Rapture took nearly three years to make, right…? There’s no magic solution, there’s hundreds of hours of nudging things around, ripping up weeks of work sometimes because it’s just not quite there, trial and error leading to slowly building an instinct for what works and what doesn’t. There was a giant and very complicated spreadsheet tracking characters’ movements around the valley over the days the game takes place in. What was really interesting though, is that once we’d decided it was OK for the player to miss big chunks of the game — the biggest one is probably the holiday camp and Lizzie’s chapter, which you can just walk straight past — it was weirdly liberating. It meant our task was to inspire you to want to explore, not to try and find ways of hiding the fact we were forcing you to engage with it. We could focus on making the quality shine and trusting players to want to get deep into Yaughton.
When we begin to describe video games, we usually talk of them terms of genre, and we talk of genres in terms of gameplay mechanics — they’re usually more concerned with the controller in your hands than the story on the screen. Other mediums leverage genre to suggest the tone of narrative content (i.e., strategy or platformer vs. drama or comedy). Do you think that narrative-focused games would gain anything by taking on the latter approach? How do you approach this as the medium continues to evolve?

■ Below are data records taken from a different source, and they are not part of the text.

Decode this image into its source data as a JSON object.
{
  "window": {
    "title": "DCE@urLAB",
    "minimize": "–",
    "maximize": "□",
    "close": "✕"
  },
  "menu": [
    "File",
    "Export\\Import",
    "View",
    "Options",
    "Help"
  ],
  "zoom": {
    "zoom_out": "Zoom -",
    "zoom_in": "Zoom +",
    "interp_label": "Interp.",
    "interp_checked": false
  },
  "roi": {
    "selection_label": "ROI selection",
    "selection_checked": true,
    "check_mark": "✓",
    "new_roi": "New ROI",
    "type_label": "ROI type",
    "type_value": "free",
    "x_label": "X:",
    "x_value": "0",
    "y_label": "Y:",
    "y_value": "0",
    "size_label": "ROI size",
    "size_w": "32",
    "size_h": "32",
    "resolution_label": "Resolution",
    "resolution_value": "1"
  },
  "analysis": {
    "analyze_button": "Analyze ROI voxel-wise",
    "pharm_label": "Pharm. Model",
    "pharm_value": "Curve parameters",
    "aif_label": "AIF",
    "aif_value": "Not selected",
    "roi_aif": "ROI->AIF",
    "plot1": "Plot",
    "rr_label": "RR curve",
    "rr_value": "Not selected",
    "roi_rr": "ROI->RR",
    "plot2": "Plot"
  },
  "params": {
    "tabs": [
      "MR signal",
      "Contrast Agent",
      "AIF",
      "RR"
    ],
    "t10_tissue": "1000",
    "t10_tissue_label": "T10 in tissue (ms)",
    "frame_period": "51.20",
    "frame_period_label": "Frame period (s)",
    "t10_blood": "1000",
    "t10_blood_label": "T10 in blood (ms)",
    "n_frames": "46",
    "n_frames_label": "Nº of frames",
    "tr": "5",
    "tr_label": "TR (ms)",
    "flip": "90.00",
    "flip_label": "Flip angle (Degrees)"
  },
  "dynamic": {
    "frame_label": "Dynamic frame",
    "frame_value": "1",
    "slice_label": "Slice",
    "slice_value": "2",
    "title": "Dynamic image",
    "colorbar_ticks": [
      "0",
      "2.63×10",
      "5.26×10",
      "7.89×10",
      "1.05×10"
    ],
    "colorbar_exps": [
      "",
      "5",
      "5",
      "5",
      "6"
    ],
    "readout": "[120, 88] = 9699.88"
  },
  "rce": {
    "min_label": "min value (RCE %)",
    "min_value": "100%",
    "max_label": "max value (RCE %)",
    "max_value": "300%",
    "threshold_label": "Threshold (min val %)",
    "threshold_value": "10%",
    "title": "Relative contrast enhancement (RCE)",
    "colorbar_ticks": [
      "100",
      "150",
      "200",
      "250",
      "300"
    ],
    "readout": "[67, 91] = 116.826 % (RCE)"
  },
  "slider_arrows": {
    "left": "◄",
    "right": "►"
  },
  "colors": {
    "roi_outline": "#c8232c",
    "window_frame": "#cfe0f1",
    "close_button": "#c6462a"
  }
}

That’s a really big question — I’m always a little wary of them as I’ve only got an opinion to offer that and I’m not sure how much that’s really worth (I’m definitely of the old school attitude that we could do with less opinions out there, particularly about games, and more proper critical investigations). I guess from our point of view we might sit within the evolving FPX genre and Rapture might be ostensibly a science-fiction story, but we don’t consciously use those as markers or ways to understand what we do. We wanted to tell this story and everything about the game coalesced around that. It’s the best way we could think of to tell the story and we told it the best we could. Fundamentally, that’s all you can do.
As friends ask about the game, I start by describing it as bright horror. If video game genres as we knew them today were cast aside tomorrow, what genre would you assign or invent for Everybody’s Gone to the Rapture?
I love the term bright horror, there’s an eerie beauty in that and I think it sums up Rapture really well. Not sure I can do better than that. If we were binning off all game genres I’d just say, “It’s a story about people and the end of the world that you explore with a controller in your hand.” Or something like that.
“Writing games is not about writing stories, it’s about writing architectures for stories to be created in.”
Is storytelling the foremost evolution in video games? Where do you see the medium venturing next, and do you see The Chinese Room’s creative drive running parallel to that?
No-one in their right minds would seriously nail their opinion to a question like where is gaming going next! God knows. The jury is out on VR, more than the rhetoric might suggest, if you ask me, but we’ll see. I suspect the design paradigms in mobile will continue to develop, rather than aping console/PC designs and essentially porting that conceptual architecture to handhelds. I can’t see the dominant genres changing radically in the near future. I genuinely hope we continue to see increased diversity of both content and design ideas — and in the development community making games — because I fundamentally believe that innovation and diversity are the lifeblood of gaming and always have been. We’re really lucky to have the opportunity to make the games we love making and fans who support us, and to be part of this amazing medium. We’ll keep at it for as long as we can.
Everybody’s Gone to the Rapture was created by The Chinese Room, and is now available on the Playstation 4. Learn more about it on the studio’s official website: